“The Aesthetic Assemblage of Hawaiian Hula Dance: A Framework for Researching Practices in Their Embodied Dimensions and Global Perspective”
Dr. Lina Aschenbrenner

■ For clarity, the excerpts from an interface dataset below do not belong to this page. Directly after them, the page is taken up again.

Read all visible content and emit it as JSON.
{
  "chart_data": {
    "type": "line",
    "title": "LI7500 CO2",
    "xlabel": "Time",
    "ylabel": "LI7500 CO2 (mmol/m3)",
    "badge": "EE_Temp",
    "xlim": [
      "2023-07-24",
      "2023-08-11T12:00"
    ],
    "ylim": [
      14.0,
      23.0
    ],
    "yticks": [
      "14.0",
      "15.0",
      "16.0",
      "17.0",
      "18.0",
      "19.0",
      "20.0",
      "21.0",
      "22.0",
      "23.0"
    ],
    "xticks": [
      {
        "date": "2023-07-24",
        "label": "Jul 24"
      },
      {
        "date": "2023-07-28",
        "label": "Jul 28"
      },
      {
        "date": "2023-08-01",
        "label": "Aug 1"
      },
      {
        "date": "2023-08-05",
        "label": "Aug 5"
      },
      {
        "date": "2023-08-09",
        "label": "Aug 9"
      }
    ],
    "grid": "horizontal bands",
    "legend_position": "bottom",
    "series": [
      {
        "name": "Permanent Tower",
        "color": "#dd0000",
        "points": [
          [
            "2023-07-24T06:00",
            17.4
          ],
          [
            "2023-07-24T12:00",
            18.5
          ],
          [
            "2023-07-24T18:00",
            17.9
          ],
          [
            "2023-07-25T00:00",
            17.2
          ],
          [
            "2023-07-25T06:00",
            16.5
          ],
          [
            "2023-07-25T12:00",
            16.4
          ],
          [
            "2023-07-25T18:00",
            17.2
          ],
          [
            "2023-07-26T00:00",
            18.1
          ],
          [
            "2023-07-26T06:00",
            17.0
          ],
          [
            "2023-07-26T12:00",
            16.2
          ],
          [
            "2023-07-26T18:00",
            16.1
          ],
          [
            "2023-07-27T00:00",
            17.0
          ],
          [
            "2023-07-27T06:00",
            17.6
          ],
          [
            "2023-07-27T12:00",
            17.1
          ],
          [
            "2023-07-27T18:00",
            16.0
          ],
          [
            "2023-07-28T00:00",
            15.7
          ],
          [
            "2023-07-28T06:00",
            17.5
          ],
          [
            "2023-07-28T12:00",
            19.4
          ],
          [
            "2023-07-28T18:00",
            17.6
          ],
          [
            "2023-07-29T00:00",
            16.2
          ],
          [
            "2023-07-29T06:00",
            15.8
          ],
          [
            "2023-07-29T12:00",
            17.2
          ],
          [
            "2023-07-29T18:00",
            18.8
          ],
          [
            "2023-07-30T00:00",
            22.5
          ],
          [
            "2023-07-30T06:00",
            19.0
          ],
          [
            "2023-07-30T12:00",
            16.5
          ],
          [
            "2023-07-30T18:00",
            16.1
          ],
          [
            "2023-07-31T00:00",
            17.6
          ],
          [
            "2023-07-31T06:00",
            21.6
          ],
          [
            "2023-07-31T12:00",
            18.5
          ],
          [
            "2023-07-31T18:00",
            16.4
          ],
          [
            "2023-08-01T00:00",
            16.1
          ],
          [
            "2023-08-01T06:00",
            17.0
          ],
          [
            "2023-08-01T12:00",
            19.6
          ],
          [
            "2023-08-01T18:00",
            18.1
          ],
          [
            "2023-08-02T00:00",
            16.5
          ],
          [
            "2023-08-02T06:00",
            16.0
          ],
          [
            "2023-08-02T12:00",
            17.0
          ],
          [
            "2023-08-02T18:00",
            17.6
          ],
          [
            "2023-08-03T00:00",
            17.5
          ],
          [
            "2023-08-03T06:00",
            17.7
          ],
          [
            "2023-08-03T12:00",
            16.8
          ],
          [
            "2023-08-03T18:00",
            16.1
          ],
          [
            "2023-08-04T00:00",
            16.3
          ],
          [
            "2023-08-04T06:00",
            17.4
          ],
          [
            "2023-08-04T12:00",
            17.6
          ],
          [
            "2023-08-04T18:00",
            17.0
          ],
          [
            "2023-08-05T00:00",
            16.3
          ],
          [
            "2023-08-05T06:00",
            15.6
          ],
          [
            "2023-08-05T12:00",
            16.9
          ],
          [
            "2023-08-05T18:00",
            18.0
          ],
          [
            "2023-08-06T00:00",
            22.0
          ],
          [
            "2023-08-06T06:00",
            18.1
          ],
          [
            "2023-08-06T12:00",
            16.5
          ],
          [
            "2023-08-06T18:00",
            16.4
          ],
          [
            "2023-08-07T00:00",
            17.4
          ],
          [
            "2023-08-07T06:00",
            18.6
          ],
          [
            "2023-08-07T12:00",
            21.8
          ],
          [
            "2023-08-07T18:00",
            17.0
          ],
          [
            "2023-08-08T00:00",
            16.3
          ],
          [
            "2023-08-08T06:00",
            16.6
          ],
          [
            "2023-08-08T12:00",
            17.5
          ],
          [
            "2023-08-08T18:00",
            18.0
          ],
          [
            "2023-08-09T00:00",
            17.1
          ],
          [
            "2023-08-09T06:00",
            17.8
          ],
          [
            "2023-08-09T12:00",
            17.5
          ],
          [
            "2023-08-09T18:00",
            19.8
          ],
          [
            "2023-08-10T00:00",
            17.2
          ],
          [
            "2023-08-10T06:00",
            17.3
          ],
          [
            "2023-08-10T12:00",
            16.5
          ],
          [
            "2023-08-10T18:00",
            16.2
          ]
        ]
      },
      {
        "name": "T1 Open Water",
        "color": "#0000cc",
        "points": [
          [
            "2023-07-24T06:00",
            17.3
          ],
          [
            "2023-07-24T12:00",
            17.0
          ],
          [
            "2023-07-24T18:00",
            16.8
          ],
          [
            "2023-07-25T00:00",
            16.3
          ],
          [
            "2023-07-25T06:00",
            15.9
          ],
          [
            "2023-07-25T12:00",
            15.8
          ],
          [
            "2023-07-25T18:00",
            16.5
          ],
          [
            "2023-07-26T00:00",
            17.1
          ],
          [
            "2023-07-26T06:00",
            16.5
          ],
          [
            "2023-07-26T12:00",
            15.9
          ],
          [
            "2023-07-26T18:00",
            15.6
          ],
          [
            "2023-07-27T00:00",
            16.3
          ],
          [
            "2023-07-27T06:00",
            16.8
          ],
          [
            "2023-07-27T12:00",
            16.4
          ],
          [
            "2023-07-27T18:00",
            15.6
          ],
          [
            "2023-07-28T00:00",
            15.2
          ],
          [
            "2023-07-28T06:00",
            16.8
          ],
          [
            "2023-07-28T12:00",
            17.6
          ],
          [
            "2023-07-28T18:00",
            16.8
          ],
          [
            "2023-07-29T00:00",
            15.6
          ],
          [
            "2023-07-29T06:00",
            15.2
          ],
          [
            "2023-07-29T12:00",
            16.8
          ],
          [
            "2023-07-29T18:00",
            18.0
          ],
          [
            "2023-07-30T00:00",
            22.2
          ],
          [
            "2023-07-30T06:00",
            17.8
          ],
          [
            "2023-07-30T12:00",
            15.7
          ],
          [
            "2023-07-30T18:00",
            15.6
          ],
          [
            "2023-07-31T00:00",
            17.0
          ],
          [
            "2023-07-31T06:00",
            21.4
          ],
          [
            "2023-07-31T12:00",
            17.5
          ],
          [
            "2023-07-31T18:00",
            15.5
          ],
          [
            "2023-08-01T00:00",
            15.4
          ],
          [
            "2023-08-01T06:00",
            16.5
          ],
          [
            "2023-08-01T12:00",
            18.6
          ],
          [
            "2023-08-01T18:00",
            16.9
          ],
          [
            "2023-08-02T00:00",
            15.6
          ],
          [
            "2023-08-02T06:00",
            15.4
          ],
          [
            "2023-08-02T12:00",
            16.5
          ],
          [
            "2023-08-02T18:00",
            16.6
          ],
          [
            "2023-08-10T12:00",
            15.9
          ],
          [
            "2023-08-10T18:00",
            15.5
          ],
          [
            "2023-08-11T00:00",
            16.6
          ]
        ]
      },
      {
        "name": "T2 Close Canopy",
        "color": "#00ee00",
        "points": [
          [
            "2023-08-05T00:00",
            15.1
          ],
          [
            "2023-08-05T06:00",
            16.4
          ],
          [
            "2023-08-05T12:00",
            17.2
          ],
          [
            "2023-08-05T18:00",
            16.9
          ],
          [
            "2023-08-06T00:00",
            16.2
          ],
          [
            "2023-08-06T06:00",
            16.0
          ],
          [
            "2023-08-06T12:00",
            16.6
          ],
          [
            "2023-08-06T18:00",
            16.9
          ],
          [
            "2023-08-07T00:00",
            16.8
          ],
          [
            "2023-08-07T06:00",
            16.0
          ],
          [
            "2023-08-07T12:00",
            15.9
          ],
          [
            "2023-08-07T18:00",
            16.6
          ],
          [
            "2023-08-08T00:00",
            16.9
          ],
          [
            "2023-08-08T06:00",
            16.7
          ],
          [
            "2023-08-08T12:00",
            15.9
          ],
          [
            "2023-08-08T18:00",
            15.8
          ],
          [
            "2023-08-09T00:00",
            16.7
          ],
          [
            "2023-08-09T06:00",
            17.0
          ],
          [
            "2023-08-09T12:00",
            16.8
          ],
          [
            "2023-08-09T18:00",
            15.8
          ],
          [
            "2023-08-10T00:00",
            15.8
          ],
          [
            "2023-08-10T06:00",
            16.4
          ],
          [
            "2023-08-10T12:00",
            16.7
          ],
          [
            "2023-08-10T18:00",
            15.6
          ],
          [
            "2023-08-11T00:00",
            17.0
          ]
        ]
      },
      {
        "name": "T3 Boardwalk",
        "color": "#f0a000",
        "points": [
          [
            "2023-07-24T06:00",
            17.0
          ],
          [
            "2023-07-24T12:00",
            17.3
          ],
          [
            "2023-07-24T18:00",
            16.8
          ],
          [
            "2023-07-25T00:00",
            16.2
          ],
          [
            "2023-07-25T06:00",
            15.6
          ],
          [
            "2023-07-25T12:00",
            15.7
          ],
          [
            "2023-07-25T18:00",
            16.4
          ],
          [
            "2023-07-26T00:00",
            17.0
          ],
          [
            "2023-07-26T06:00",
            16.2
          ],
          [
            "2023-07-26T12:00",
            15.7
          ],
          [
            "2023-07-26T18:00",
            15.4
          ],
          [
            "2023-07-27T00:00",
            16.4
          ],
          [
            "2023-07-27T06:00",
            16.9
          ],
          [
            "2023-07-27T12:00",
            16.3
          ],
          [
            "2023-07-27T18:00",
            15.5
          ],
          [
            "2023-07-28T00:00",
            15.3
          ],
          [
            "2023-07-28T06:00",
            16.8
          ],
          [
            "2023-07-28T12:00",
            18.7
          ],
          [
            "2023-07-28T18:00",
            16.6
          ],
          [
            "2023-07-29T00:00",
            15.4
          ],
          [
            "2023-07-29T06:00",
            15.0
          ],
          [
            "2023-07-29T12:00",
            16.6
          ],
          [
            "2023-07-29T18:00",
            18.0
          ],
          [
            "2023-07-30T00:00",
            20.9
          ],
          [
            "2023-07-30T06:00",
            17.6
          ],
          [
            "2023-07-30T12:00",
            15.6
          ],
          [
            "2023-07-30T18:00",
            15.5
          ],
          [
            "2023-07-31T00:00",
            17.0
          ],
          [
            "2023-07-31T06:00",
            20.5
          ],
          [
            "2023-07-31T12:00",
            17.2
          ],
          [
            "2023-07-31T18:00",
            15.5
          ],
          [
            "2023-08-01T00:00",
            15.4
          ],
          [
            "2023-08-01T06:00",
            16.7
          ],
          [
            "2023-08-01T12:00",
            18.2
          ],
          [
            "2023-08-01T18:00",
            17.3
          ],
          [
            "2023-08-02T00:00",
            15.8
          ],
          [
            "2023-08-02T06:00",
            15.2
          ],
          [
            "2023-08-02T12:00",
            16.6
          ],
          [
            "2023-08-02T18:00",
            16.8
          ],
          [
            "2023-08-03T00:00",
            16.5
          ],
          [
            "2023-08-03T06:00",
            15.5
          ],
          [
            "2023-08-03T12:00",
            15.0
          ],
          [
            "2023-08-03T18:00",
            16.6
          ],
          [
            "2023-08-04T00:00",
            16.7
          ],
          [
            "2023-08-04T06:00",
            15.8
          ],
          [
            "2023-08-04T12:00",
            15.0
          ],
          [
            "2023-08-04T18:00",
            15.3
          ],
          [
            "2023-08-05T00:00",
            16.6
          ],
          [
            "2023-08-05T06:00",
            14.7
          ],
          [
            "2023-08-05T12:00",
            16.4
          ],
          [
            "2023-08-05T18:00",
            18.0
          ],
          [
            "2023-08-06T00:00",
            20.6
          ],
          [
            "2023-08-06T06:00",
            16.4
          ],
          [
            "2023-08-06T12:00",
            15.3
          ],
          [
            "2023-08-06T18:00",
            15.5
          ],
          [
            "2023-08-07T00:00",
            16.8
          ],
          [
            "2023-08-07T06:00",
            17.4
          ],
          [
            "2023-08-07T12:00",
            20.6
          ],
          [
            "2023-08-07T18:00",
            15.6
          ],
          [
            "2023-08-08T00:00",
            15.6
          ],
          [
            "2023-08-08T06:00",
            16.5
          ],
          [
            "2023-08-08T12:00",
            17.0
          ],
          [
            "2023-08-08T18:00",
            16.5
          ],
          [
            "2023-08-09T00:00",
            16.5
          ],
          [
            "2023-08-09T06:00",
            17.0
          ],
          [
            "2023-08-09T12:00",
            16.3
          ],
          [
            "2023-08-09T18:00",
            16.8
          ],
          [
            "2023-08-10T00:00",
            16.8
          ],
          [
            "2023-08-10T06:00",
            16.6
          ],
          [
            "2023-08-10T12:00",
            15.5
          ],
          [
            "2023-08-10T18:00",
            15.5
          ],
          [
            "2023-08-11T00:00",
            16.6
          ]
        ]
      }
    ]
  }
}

Global Hawaiian hula dance is a practice originating from and still intrinsically linked to Native Hawaiians. Its international group of hula dancers spreads worldwide. An in-depth look at local and global aesthetic assemblages of hula shows the aesthetic effect—the affects, emotions, experiences, and effect on meaning making—arising in the complex postcolonial social contexts of practices and practitioners. Looking at the example of global Hawaiian hula, this lecture evaluates, first, the importance of looking at bodies and embodied processes, when aiming to grasp the societal relevance of esoteric practices and religious and cultural phenomena in general. Second, it introduces the aesthetic assemblage to successfully incorporate bodies and the body-level in cultural-studies research. Here, a special focus lies on establishing a framework for the research of practices as and in their global entanglements or/and focusing on a global scale and comparative perspective.